### Goal of the exercise
Your response should contain every line from the data below that holds the string "title".
***
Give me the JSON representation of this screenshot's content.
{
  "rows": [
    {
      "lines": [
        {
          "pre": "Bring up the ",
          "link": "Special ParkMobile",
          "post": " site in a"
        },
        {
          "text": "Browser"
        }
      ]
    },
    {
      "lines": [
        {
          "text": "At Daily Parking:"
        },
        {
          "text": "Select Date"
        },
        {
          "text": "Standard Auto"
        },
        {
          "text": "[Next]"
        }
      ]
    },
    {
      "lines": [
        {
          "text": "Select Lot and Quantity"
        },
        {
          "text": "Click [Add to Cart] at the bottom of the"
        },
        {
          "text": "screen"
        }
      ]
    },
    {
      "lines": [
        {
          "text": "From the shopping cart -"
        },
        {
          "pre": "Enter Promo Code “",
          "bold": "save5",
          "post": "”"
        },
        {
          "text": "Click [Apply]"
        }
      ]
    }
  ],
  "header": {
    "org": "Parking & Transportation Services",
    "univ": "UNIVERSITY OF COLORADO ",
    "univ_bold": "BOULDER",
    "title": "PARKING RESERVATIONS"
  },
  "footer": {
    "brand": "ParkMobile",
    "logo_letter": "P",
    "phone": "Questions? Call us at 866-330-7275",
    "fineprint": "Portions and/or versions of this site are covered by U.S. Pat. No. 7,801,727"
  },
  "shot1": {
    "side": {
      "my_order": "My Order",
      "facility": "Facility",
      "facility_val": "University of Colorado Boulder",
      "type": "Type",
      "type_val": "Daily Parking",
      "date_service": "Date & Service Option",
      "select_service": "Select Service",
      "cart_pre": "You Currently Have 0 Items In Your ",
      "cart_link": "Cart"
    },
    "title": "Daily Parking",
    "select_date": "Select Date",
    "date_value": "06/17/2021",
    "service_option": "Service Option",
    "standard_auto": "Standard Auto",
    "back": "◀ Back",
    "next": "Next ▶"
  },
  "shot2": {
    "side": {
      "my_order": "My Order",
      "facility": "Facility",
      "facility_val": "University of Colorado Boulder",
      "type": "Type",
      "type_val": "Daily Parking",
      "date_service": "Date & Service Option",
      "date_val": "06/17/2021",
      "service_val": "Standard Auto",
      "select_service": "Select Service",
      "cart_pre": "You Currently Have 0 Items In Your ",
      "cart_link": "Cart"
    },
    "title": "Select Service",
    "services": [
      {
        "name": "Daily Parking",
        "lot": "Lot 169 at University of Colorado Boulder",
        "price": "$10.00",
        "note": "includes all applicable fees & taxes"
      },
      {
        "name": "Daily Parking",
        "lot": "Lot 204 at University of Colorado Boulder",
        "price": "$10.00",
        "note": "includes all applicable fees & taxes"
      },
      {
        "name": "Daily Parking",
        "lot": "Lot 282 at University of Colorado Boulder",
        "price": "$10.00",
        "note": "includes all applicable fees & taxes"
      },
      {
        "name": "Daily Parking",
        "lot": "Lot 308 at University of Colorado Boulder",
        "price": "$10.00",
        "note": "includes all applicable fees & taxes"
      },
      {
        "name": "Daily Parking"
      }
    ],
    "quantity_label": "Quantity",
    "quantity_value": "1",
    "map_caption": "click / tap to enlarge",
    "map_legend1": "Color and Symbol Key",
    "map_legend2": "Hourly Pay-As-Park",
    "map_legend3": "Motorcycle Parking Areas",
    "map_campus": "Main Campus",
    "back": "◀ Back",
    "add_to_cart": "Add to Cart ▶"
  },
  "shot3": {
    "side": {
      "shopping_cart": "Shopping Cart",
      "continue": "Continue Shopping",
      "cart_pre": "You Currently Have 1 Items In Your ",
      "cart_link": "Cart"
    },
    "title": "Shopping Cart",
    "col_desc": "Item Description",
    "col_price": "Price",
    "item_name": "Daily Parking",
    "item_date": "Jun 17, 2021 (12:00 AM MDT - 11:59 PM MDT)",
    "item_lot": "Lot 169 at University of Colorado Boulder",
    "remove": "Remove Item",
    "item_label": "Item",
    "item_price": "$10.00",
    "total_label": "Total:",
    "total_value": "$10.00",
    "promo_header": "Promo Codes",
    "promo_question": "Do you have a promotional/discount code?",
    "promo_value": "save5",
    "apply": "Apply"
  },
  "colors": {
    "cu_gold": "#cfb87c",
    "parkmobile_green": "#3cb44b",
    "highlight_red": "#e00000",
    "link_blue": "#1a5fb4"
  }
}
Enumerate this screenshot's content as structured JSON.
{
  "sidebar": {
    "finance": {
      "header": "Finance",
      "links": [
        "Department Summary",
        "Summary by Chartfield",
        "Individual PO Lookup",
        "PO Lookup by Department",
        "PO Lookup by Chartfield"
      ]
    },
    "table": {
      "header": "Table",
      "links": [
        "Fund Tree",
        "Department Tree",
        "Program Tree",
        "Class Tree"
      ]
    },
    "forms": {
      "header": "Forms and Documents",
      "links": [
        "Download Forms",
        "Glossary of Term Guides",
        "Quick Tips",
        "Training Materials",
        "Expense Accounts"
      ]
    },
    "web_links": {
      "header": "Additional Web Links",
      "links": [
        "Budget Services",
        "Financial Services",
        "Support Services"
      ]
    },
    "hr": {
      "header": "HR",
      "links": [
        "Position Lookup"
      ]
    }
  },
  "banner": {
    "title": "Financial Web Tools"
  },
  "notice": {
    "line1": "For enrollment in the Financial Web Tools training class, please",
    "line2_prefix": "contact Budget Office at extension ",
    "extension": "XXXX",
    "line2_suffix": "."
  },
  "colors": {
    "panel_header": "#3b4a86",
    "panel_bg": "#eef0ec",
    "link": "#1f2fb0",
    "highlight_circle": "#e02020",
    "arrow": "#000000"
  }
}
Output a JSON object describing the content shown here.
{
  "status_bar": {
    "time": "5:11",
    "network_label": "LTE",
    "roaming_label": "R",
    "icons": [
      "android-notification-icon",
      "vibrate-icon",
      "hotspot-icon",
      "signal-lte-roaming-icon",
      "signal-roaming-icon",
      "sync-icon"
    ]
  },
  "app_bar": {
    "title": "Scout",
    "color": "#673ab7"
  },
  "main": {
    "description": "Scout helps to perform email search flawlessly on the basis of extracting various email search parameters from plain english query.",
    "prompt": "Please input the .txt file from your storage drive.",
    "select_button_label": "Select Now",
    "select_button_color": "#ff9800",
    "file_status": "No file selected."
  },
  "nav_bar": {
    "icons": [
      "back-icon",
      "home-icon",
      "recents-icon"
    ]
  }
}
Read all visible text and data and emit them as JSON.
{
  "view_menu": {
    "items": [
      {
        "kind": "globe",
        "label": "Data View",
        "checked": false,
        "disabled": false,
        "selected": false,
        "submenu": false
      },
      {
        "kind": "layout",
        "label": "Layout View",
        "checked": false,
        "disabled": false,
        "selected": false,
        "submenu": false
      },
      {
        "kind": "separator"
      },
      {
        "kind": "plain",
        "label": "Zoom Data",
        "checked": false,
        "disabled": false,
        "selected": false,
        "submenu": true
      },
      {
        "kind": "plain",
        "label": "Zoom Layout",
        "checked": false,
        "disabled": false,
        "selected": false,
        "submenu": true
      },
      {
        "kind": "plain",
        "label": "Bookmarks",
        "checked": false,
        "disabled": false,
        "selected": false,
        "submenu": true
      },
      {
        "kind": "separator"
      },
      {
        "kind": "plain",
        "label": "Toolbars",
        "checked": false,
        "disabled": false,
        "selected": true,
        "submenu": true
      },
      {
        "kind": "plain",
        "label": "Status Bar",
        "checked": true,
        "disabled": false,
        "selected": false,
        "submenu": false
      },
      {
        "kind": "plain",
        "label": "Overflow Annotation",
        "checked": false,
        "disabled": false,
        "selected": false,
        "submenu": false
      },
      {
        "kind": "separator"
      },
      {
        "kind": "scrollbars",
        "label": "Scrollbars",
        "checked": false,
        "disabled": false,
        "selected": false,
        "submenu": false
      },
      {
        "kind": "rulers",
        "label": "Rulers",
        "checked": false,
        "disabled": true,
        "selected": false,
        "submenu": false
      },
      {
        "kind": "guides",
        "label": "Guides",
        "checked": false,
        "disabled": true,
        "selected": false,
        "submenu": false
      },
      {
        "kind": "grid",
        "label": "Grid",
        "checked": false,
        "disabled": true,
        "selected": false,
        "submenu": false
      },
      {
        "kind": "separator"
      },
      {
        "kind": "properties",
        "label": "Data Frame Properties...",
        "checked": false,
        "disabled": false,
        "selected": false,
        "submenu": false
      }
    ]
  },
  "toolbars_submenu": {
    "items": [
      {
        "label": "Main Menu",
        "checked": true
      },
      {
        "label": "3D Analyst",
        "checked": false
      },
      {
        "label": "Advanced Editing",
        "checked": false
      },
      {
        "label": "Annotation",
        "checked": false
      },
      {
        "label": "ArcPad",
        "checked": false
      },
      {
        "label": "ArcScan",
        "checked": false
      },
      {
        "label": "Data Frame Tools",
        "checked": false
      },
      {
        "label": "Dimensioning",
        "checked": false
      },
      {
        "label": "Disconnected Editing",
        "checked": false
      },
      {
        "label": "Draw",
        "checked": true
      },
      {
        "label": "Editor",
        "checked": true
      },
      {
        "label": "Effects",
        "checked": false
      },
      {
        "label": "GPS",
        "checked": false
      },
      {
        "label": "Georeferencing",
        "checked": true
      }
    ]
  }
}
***
### Output for this exercise
    "title": "PARKING RESERVATIONS"
    "title": "Daily Parking",
    "title": "Select Service",
    "title": "Shopping Cart",
    "title": "Financial Web Tools"
    "title": "Scout",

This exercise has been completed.